Actually, I think that the field I'm in has turned in more conservative directions since I have gone to graduate school.
I was encouraged when I read in Badiou's Ethics not long ago that it is typical of contemporary thought to regard the avant-garde as being passé. Badiou's in his 80s: I imagine he's been around long enough to know.
As I began to compartmentalize my attention recently--so that I could focus more effectively on writing an article on an avant-garde orchestral piece from the 1950s--I began to notice a shift in my relationship to my environment. On the one hand, I felt gratified to be engaging with my preferred subject matter, rather than resenting that so many day-to-day details were continually causing me to have to neglect it. On the other hand, I found that my day-to-day environment seemed to be even more uninteresting than it had seemed before.

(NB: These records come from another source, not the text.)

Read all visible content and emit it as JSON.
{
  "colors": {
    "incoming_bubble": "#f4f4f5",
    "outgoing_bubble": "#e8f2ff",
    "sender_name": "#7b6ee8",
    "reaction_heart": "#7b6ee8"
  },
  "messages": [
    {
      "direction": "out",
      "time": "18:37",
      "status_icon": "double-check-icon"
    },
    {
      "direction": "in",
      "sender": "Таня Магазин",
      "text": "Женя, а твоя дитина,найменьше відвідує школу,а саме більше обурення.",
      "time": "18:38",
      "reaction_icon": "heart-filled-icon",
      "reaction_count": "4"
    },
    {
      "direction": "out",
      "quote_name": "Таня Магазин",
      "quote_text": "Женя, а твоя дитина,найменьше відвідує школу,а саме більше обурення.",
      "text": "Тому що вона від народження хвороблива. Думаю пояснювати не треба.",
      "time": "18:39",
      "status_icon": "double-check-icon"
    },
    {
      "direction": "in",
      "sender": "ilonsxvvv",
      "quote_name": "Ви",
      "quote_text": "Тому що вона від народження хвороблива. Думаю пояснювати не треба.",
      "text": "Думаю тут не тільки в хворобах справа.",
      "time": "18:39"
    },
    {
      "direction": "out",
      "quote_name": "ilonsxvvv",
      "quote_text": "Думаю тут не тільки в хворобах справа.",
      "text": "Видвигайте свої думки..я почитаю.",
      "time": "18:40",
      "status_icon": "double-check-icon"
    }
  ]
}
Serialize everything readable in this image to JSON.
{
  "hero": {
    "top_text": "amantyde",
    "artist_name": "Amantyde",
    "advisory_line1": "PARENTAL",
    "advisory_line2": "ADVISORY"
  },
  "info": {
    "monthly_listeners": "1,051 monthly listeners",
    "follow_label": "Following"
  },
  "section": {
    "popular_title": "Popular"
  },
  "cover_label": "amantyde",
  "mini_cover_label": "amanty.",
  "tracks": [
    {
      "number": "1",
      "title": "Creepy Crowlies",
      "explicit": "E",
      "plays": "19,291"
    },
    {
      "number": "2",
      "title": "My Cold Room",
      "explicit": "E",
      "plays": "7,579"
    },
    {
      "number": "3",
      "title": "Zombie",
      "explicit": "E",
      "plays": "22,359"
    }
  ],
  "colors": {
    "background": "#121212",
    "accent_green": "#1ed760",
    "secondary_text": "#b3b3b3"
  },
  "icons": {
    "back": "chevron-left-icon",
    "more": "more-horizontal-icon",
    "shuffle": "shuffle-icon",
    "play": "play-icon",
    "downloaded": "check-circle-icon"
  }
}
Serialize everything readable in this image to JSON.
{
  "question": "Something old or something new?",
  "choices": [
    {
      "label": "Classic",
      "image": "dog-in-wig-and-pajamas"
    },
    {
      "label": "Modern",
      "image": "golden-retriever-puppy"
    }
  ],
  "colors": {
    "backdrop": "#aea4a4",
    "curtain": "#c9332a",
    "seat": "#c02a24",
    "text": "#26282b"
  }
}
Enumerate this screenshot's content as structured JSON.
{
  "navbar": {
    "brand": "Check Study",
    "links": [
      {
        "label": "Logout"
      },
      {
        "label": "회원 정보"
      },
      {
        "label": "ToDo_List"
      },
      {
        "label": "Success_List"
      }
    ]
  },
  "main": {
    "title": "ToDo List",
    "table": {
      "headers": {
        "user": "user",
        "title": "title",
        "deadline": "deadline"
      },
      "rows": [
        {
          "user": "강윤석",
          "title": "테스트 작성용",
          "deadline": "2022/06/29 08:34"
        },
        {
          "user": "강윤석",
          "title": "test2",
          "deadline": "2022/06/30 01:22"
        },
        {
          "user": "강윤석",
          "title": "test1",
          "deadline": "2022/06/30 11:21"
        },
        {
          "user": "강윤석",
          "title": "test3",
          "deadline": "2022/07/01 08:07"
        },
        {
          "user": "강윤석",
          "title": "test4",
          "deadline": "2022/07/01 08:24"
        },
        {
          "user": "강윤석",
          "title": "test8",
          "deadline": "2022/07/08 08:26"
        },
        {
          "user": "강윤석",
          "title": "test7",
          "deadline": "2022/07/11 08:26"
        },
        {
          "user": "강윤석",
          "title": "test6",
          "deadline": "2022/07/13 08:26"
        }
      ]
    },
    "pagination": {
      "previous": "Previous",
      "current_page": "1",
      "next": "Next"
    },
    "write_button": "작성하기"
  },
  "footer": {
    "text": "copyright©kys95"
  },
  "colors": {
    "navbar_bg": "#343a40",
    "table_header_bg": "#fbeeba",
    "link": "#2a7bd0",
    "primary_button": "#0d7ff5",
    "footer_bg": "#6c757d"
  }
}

Then, this week, I chanced upon a documentary online about Mark Rothko and watched it during a series of breaks from writing. That took me to a pretty deep place, which was gratifying, but it has led to my feeling wearily detached from my work environment.
And so it goes. I need to give up the idea that, some day, the things that I value will seem more relevant to people in my environment. I honestly don't think that's likely. What I need to do, however, is to focus more on devoting time and attention to things that I value.
Om Kreem Kalyai Namaha,